So, what kind of questions pop up in a programming interview? Let’s go through a few basic examples with their answers.

  1.  When is a binary search best applied?
  2. A binary search is most efficient when applied to data that has already been sorted
  3. What is a stack?
  4. A stack is a data structure in which only the top element can be accessed. As data is stored in the stack, each data is pushed downward, leaving the most recently added data on Top.
  5. What is a linked list?
  6. A linked list is a sequence of nodes in which each node is connected to the node following
  7. This forms a chain-like link for data storage.
  8. What is FIFO?
  9. FIFO is a rule used to represent how data is accessed in a queue. “First in First Out” means that data that has been waiting in the queue the longest will be processed first.


Fortunately, there are plenty of resources available to not only master data structures and algorithms, but also prep for practical interviews with tech startups and FAANG. “Cracking the Coding  Interview”, is a book created and compiled by ex-Apple, Microsoft and Google coder, Gayle Laakmann McDowell. Besides the extremely well-structured DSA refreshers, Cracking the Coding Interview includes over 189 programming questions based on algorithm, coding, and design. It’s also a concise guide of how to prep for a FAANG interview and we cover a lot of these tips in one of our next videos.

The 4th edition of the Algorithms textbook by Robert Sedgewick and Kevin Wayne is widely considered in academic circles and universities to be the definitive guide to computer Algorithms.

BeeHyve is a student community with crowdsourced data structures and algorithms resources from around the web. Likewise, GeeksforGeeks features tutorials and examples of high-level Data Structure topics.

Some courses and material can be quite pricey so fortunately there are free alternatives. Udemy offer some free online courses, starting with standard algorithms and gradually moving towards more advanced and real-life algorithmic problems. Instead of regular assignments, this program has about 100 uniquely designed coding problems There’s also a wealth of other online coursework and training that can help bring you back up to speed with DSA.

And while we did say that data structures and algorithms are common across all coding languages, it can benefit you greatly to seek out DSA content modules offered by the community of your chosen programming language. The syntax and language are still dependent on the code they are written on so context is everything. Most online repositories offer deep-dive algorithm courses into languages such as Java, JavaScript and Python.

While there are plenty of programmers who have managed to go through their careers without understanding Data Structures and Algorithms, it’s absolutely worth upskilling if you haven’t already.
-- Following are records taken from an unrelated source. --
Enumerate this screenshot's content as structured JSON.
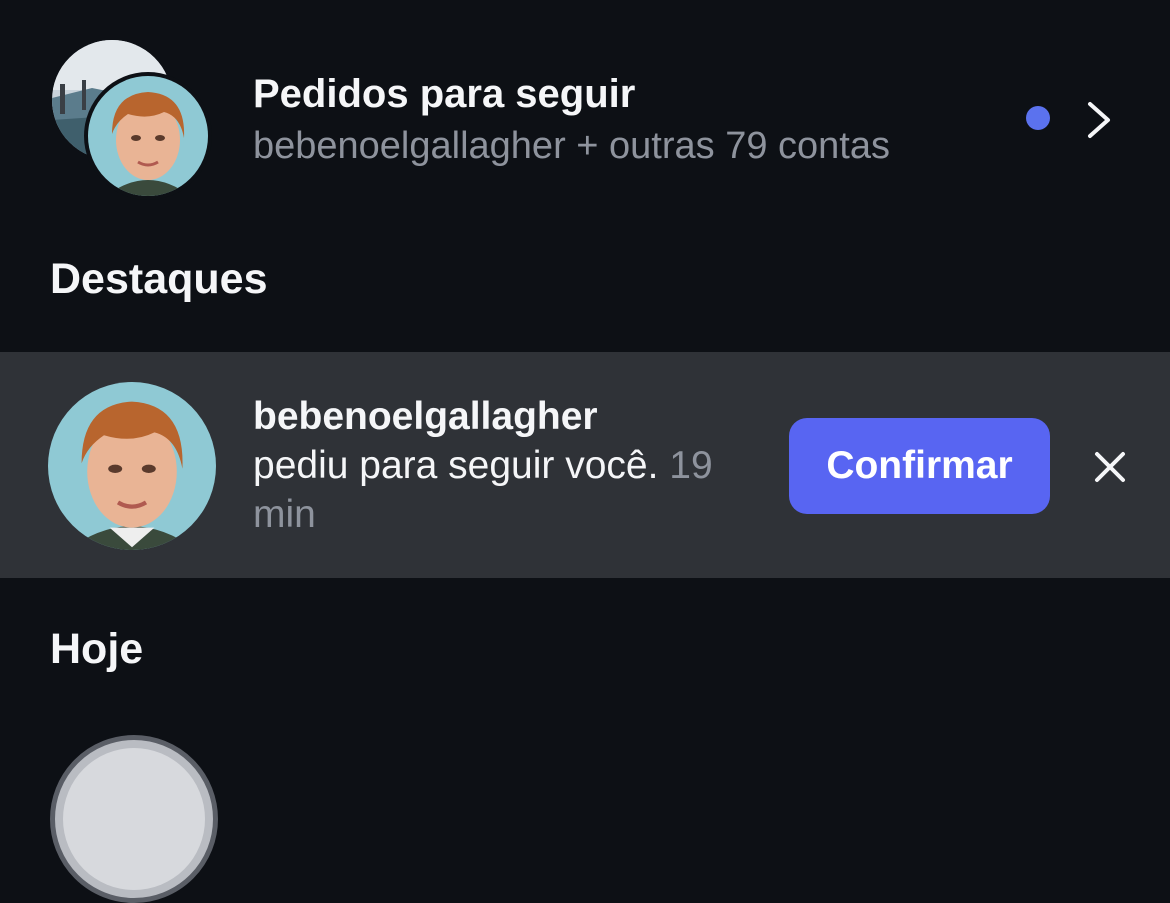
{
  "colors": {
    "background": "#0d1015",
    "card_background": "#2f3237",
    "accent": "#5865f2",
    "unread_dot": "#5b72ee",
    "secondary_text": "#8e939d"
  },
  "follow_requests": {
    "title": "Pedidos para seguir",
    "subtitle": "bebenoelgallagher + outras 79 contas",
    "unread": true,
    "icons": [
      "avatar",
      "avatar",
      "unread-dot-icon",
      "chevron-right-icon"
    ]
  },
  "sections": {
    "highlights_heading": "Destaques",
    "today_heading": "Hoje"
  },
  "highlight": {
    "username": "bebenoelgallagher",
    "message": "pediu para seguir você.",
    "time": "19 min",
    "confirm_label": "Confirmar",
    "dismiss_icon": "close-icon"
  }
}
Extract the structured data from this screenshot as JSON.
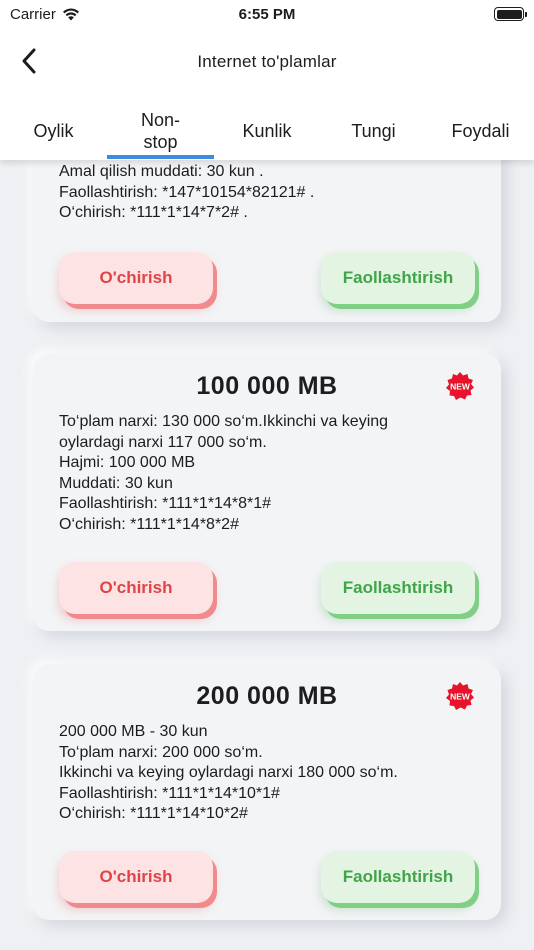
{
  "status_bar": {
    "carrier": "Carrier",
    "time": "6:55 PM"
  },
  "header": {
    "title": "Internet to'plamlar"
  },
  "tabs": [
    {
      "label": "Oylik"
    },
    {
      "label": "Non-\nstop"
    },
    {
      "label": "Kunlik"
    },
    {
      "label": "Tungi"
    },
    {
      "label": "Foydali"
    }
  ],
  "active_tab": "Non-stop",
  "colors": {
    "accent": "#3d8be0",
    "deactivate": "#e04446",
    "activate": "#3fa548",
    "badge": "#e8132a"
  },
  "cards": [
    {
      "title": "",
      "lines": [
        "Amal qilish muddati: 30 kun .",
        "Faollashtirish: *147*10154*82121# .",
        "O‘chirish: *111*1*14*7*2# ."
      ],
      "deactivate_label": "O'chirish",
      "activate_label": "Faollashtirish"
    },
    {
      "title": "100 000 MB",
      "badge": "NEW",
      "lines": [
        "To‘plam narxi:  130 000 so‘m.Ikkinchi va keying",
        "oylardagi narxi 117 000 so‘m.",
        "Hajmi: 100 000 MB",
        "Muddati: 30 kun",
        "Faollashtirish:  *111*1*14*8*1#",
        "O‘chirish:  *111*1*14*8*2#"
      ],
      "deactivate_label": "O'chirish",
      "activate_label": "Faollashtirish"
    },
    {
      "title": "200 000 MB",
      "badge": "NEW",
      "lines": [
        "200 000 MB - 30 kun",
        "To‘plam narxi:  200 000 so‘m.",
        "Ikkinchi va keying oylardagi narxi 180 000 so‘m.",
        "Faollashtirish:  *111*1*14*10*1#",
        "O‘chirish:  *111*1*14*10*2#"
      ],
      "deactivate_label": "O'chirish",
      "activate_label": "Faollashtirish"
    }
  ]
}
Not only is thorough knowledge of DSA required for many jobs with startups and FAANG – just having that skill and expertise will make you a much better programmer.